Items from an interface collection
* * * * * * *

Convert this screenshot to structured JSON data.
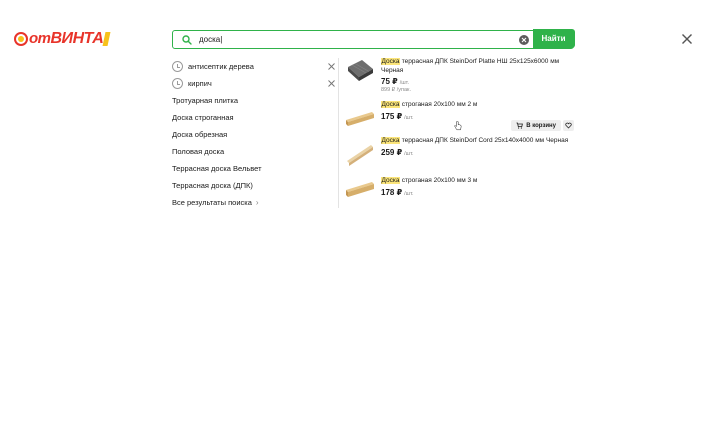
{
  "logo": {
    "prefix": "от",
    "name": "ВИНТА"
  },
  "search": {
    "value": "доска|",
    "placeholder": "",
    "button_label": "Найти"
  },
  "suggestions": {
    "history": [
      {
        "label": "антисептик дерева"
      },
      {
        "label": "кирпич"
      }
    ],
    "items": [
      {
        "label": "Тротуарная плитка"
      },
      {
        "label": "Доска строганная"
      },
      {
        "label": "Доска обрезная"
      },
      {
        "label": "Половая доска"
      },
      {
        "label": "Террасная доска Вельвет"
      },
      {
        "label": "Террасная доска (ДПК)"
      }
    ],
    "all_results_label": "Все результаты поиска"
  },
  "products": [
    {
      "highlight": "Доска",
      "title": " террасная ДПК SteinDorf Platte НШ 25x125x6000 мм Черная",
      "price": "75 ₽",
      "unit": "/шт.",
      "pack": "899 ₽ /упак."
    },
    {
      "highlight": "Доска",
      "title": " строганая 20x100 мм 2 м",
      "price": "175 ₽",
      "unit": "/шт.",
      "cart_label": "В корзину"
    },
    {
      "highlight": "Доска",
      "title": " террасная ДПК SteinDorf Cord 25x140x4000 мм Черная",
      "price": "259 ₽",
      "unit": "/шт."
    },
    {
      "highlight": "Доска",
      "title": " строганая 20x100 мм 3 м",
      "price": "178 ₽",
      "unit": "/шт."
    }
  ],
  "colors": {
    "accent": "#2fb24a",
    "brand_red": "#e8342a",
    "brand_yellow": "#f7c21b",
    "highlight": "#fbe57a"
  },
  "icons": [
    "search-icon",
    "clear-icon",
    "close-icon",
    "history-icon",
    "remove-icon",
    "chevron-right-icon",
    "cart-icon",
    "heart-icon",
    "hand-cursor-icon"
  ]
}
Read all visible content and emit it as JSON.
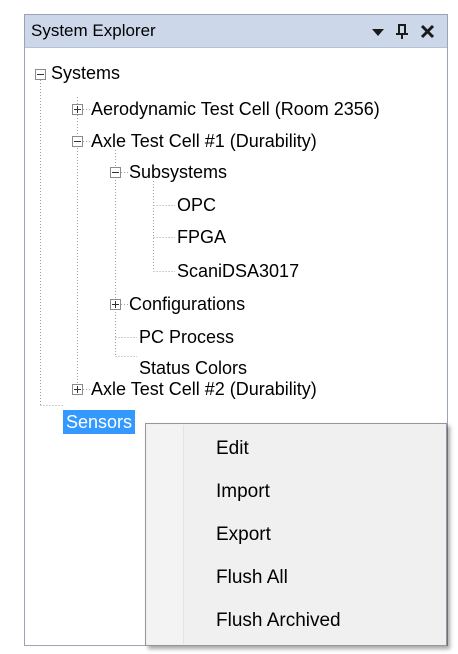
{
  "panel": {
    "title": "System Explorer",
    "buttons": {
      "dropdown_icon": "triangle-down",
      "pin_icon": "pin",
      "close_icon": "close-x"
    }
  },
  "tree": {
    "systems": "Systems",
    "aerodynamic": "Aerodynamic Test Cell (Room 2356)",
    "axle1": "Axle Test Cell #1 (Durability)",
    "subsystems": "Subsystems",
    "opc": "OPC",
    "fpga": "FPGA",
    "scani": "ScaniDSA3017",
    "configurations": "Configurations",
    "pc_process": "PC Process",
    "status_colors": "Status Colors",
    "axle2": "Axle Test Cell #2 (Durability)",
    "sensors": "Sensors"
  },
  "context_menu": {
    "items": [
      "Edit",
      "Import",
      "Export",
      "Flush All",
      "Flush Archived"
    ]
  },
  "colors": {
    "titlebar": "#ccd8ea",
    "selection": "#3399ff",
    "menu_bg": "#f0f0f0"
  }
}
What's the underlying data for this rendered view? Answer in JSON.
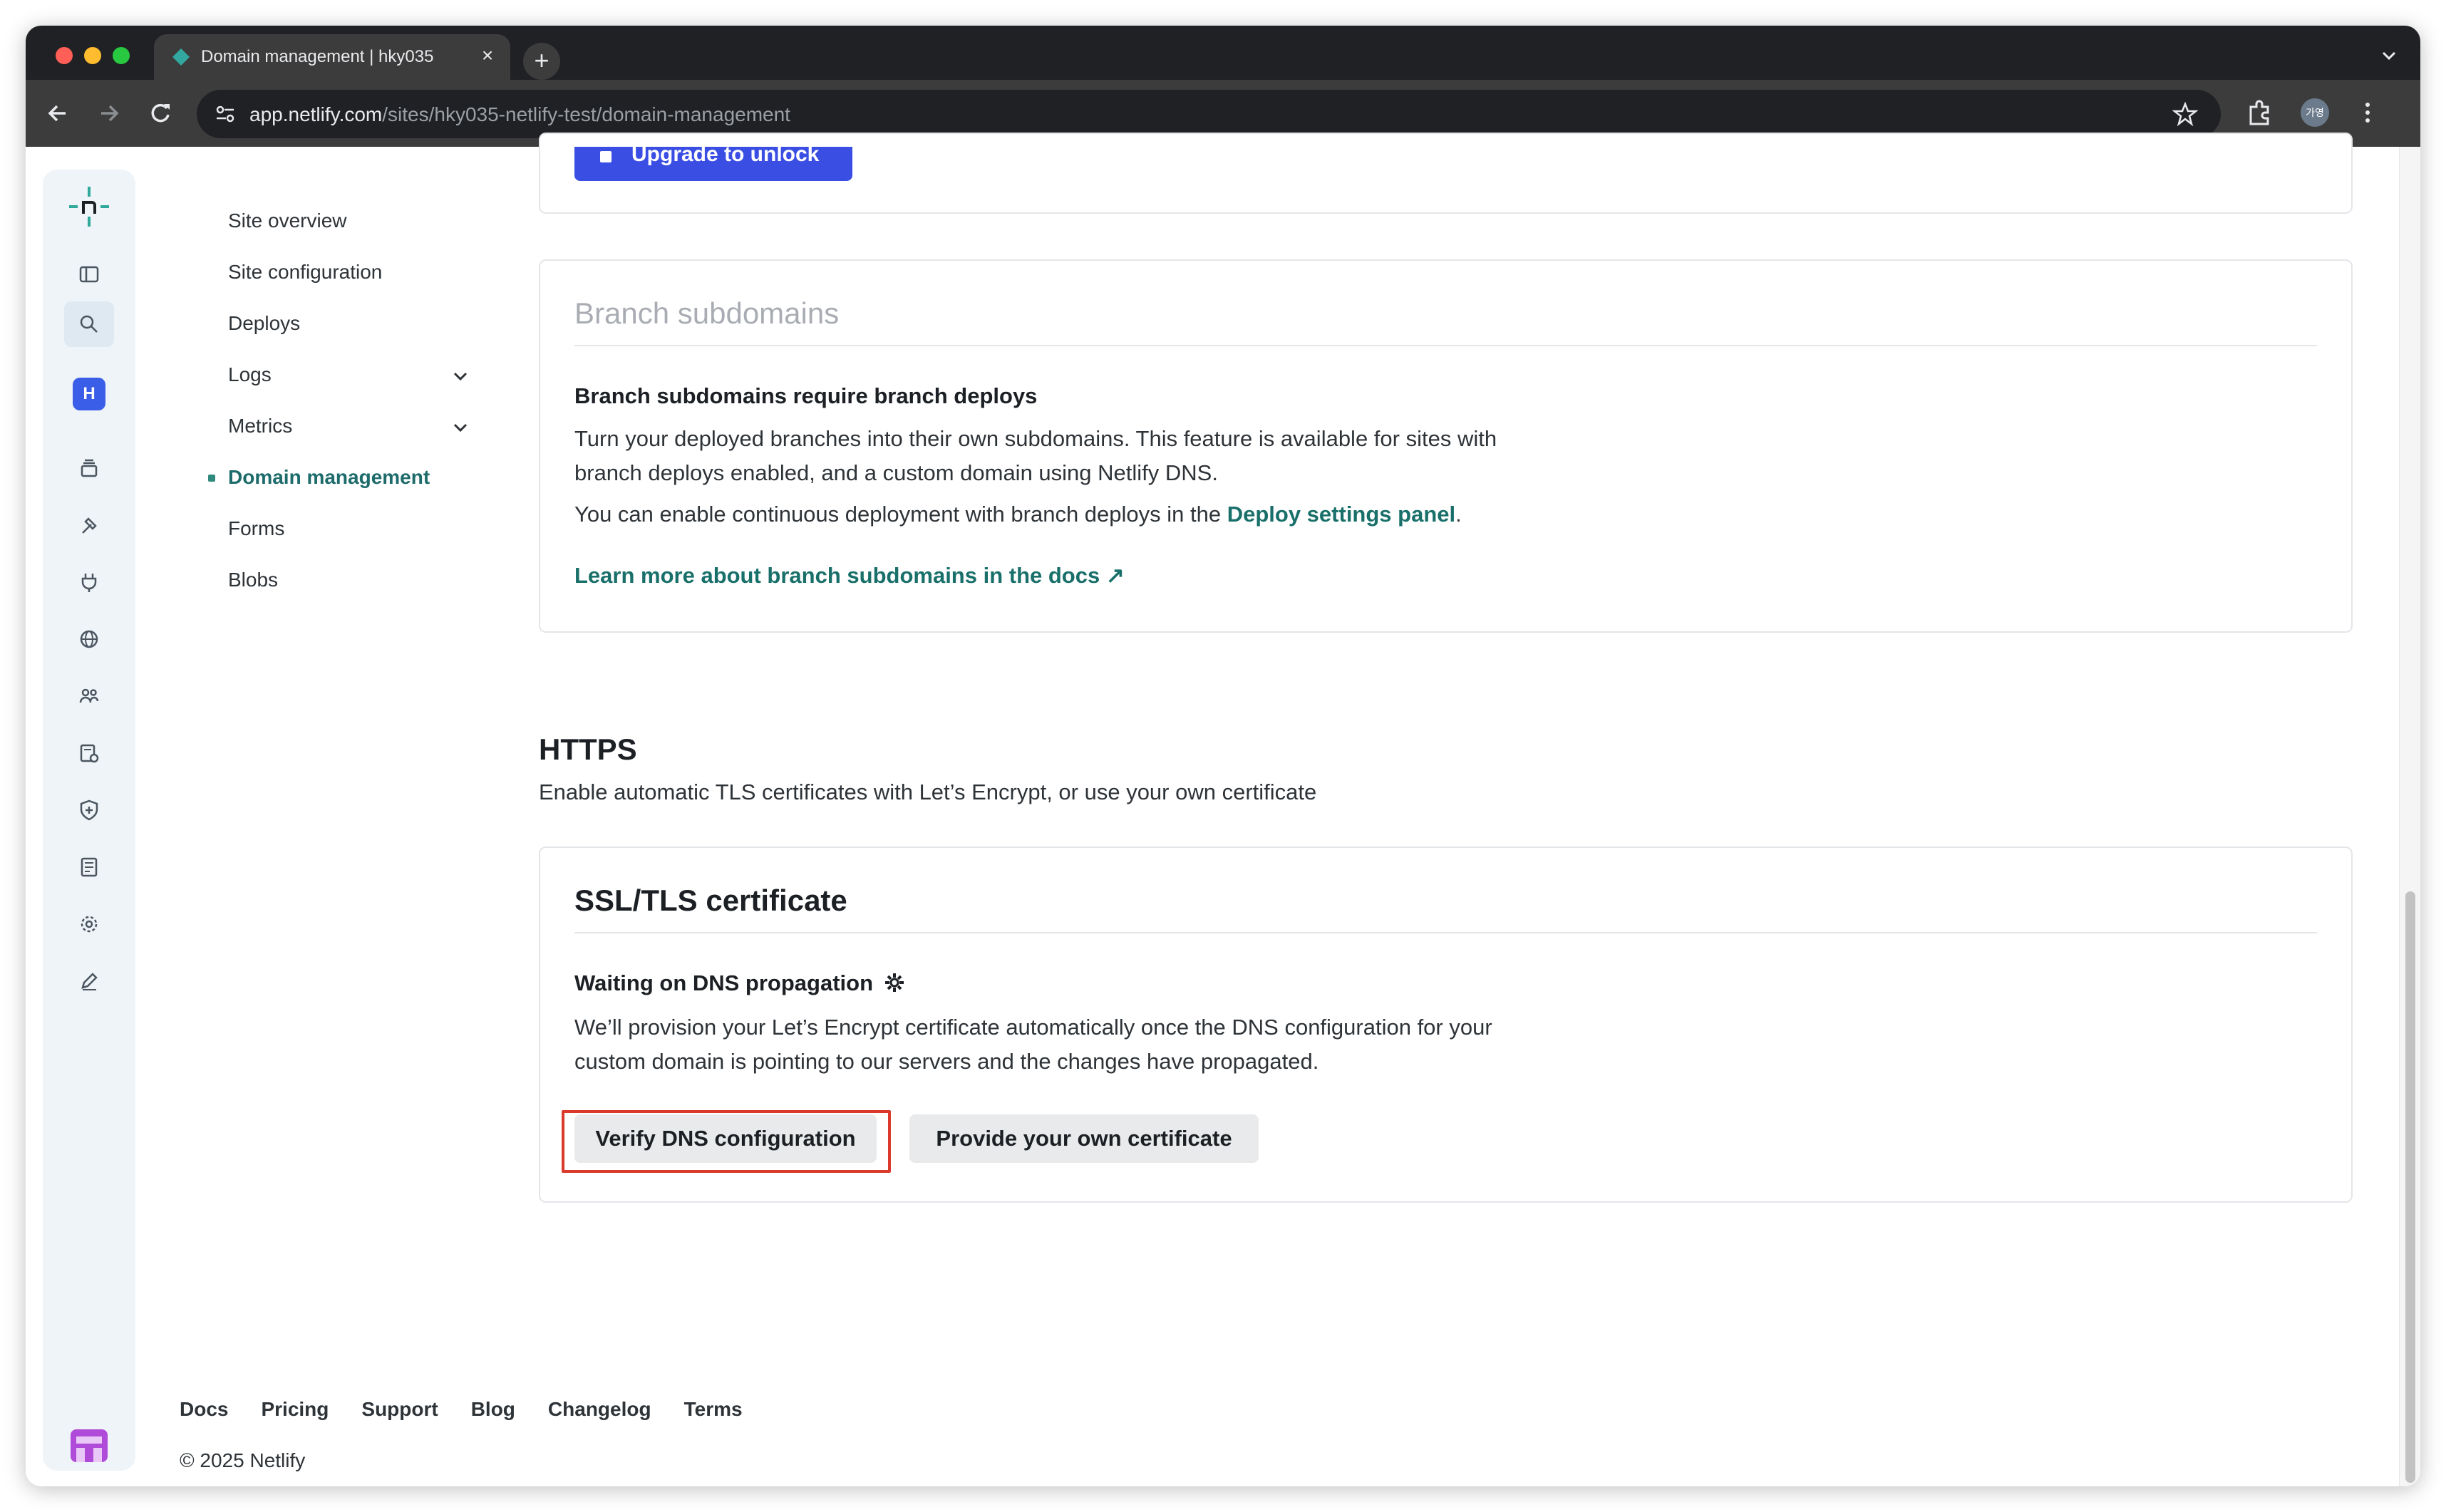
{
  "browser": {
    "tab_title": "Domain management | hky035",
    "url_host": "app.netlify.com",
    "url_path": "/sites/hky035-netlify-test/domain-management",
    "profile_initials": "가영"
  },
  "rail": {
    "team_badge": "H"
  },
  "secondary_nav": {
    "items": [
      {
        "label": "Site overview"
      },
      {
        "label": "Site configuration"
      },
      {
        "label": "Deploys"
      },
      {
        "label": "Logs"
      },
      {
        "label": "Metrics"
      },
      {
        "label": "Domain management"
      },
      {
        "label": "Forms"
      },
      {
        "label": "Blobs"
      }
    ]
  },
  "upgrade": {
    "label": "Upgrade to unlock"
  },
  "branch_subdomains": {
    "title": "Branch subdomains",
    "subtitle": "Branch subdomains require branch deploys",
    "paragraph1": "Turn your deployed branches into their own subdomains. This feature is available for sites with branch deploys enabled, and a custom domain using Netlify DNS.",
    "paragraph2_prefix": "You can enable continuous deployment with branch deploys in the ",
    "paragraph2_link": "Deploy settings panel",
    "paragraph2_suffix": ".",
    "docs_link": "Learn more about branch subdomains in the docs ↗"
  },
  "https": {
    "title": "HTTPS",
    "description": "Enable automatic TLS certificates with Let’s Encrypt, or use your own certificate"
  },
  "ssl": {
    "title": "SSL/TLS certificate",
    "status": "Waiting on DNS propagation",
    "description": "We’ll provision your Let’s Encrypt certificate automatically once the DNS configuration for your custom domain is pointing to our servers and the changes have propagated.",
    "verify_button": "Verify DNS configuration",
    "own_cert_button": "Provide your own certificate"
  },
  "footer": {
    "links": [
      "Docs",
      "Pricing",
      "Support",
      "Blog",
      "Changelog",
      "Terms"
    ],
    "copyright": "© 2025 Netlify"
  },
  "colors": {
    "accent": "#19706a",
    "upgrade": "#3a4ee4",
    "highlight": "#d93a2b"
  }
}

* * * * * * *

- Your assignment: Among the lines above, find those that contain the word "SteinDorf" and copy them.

- Response area:
      "title": " террасная ДПК SteinDorf Platte НШ 25x125x6000 мм Черная",
      "title": " террасная ДПК SteinDorf Cord 25x140x4000 мм Черная",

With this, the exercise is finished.